Formed after the popular game show "Jeopardy," the Insurance Quiz Show challenges risk managers to test their knowledge in the categories of property insurance, business interruption, extra expediting expense, workers' compensation and legal issues. Timely topics will be addressed as the emcees read the answers and the audience provides the questions. The panel of experts will then elaborate on the topics, drawing examples from actual loss experience.

Intellectual Property: Who Owns What, When, Where and How? addresses concerns held by many in the corporate sector. Lines are blurring and boundaries are disappearing as businesses expand with new products and services for today's globally connected economy. The convergence of retail commerce with electronic communications technology is creating new exposures to risk, greater potential for infringement of intellectual property, claims of false advertising and prosecution in foreign jurisdictions. Trademark, copyright and patent infringement are a growing issue for risk managers and the possibilities for liabilities and damages are high.

This fundamental session will address the impact of the internet and the world wide web, available insurance products and loss control and protection measures.

Beyond Boring Benchmarks shows how to create dynamic methods to communicate an effective risk management message to company executives from the cfo to marketing vice presidents. Attendees of this session will learn new ideas and tools that can strengthen communications with their management so proper conclusions are reached and resources are allocated effectively to strengthen their organization's risk management discipline. The session will include keys to effective benchmarking, actual examples that attendees can apply to their own organizations and a comprehensive listing of benchmarking data sources.

A Day in the Life of the Virtual Risk Manager is for those risk managers with a desire to understand and benefit from the internet as a "next generation" business communications and productivity tool. With its global reach, multimedia capabilities and pervasive standards, the internet has rapidly established itself as the most time - and cost effective way of handling much of daily business communications. This session will explore the use of the internet as a general purpose business tool and more specifically as a risk management resource. Here you can learn from an internet-savvy risk manager and a respected technologist just how easily the internet can assist you and your business partners in enhancing your communications in an increasingly virtual world.

Do You Really Need An Insurance Broker? will take on an informal format including some role playing with audience interaction.
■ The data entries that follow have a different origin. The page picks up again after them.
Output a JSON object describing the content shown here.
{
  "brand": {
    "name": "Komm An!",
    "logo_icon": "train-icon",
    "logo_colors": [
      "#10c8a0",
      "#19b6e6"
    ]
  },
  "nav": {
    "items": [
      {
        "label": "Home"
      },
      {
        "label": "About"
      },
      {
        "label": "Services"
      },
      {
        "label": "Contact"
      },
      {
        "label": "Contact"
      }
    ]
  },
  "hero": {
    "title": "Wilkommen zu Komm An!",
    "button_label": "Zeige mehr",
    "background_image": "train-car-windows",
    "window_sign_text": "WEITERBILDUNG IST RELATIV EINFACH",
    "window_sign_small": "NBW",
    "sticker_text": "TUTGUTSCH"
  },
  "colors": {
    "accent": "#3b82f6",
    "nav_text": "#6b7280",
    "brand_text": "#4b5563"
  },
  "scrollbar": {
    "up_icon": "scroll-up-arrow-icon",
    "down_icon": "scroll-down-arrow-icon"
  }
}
The focus will be on the present and ever changing roles of brokers from the perspective of experienced risk managers who employ brokers minimally to extensively within their insurance placements. The use of direct writing insurers, both old-line and new entries, will be discussed as will the use of specialty brokers. Threaded throughout the presentation will be the various decision elements that need to be considered when determining the most appropriate use of brokers by a company.

Among the industry session topics will be amusement/theme parks, conglomerates, drugs and pharmaceuticals, healthcare, restaurants and telecommunications.
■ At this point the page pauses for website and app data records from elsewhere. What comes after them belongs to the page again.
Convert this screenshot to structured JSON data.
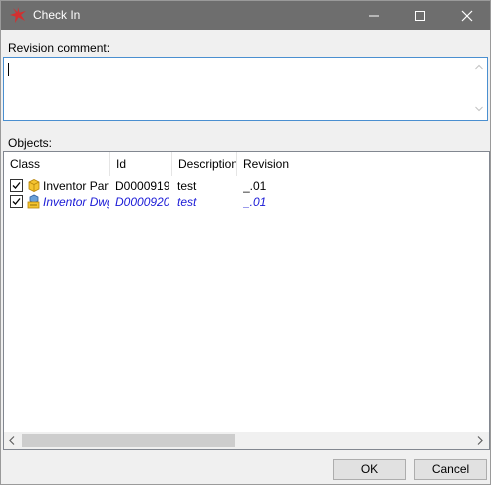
{
  "window": {
    "title": "Check In",
    "icon": "red-star-app-icon",
    "controls": {
      "minimize_icon": "minimize-icon",
      "maximize_icon": "maximize-icon",
      "close_icon": "close-icon"
    }
  },
  "revision": {
    "label": "Revision comment:",
    "value": ""
  },
  "objects": {
    "label": "Objects:",
    "columns": [
      "Class",
      "Id",
      "Description",
      "Revision"
    ],
    "rows": [
      {
        "checked": true,
        "icon": "inventor-part-icon",
        "class": "Inventor Part",
        "id": "D0000919",
        "description": "test",
        "revision": "_.01",
        "style": "normal"
      },
      {
        "checked": true,
        "icon": "inventor-drawing-icon",
        "class": "Inventor Dwg",
        "id": "D0000920",
        "description": "test",
        "revision": "_.01",
        "style": "italic-blue"
      }
    ]
  },
  "buttons": {
    "ok": "OK",
    "cancel": "Cancel"
  },
  "colors": {
    "titlebar": "#6e6e6e",
    "accent_border": "#4a8fd0",
    "linked_row_text": "#1a1ad6",
    "app_icon": "#d32f2f"
  }
}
Not everyone stays the whole week, of course, but the morning solution sharing sessions and information exchange brunch on Friday 1 May offer a pretty convincing reason. Indeed, many of last year's attendees reckoned these final activities alone were worth the registration fee and well worth the wait.

Each interactive session includes a panel of experts and a roving moderator taking questions and comments from the audience. Topics vary based on input from the participants; the main categories will include employee benefits, finance/insurance, international, loss control, risk management, and workers' compensation.

Following this, attendees can network further at the information exchange brunch where copies of handouts from educational sessions held during the week will be available. However busy delegates have been, they will no doubt have plenty more work to take home.

Valerie Denney is editor of this publication.